--- Problem to work on ---
Please copy out each line of the listing that contains the word "Images".

Extracted entries Block Start

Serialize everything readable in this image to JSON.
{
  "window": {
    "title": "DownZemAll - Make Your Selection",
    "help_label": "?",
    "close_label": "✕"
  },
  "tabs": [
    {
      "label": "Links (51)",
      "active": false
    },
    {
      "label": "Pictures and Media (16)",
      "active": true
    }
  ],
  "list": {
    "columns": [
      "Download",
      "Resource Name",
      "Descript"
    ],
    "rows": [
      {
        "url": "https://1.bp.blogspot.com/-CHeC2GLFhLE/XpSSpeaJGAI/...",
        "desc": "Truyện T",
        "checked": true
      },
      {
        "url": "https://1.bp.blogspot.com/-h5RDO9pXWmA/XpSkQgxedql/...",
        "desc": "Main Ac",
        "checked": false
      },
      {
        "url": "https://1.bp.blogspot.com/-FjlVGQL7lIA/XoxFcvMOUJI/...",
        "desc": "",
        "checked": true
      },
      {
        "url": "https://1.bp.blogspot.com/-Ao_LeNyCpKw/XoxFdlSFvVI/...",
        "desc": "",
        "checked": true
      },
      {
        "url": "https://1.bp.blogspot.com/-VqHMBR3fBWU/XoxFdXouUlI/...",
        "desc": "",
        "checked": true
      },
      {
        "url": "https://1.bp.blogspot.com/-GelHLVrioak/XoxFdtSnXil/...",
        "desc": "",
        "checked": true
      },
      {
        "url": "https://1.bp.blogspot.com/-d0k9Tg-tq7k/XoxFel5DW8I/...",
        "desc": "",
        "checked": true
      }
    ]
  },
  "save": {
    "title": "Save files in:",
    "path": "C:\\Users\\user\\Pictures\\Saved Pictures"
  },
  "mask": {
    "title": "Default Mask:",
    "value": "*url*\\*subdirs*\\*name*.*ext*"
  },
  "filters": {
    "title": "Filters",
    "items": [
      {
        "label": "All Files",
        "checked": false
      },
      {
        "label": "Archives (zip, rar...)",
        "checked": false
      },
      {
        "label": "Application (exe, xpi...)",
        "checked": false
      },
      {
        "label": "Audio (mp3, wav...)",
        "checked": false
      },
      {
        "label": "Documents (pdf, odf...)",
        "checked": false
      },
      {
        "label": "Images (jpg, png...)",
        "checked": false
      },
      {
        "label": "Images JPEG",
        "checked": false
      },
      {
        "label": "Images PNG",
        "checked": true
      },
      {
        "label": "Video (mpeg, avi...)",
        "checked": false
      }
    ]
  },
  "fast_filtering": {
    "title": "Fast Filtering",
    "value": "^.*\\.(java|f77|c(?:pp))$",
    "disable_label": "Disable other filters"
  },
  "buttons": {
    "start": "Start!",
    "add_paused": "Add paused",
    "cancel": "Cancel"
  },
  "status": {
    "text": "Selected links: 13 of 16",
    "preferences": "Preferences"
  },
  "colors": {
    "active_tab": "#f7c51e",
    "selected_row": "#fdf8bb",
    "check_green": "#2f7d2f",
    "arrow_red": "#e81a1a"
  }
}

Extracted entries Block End

--- Solution to this exercise ---
        "label": "Images (jpg, png...)",
        "label": "Images JPEG",
        "label": "Images PNG",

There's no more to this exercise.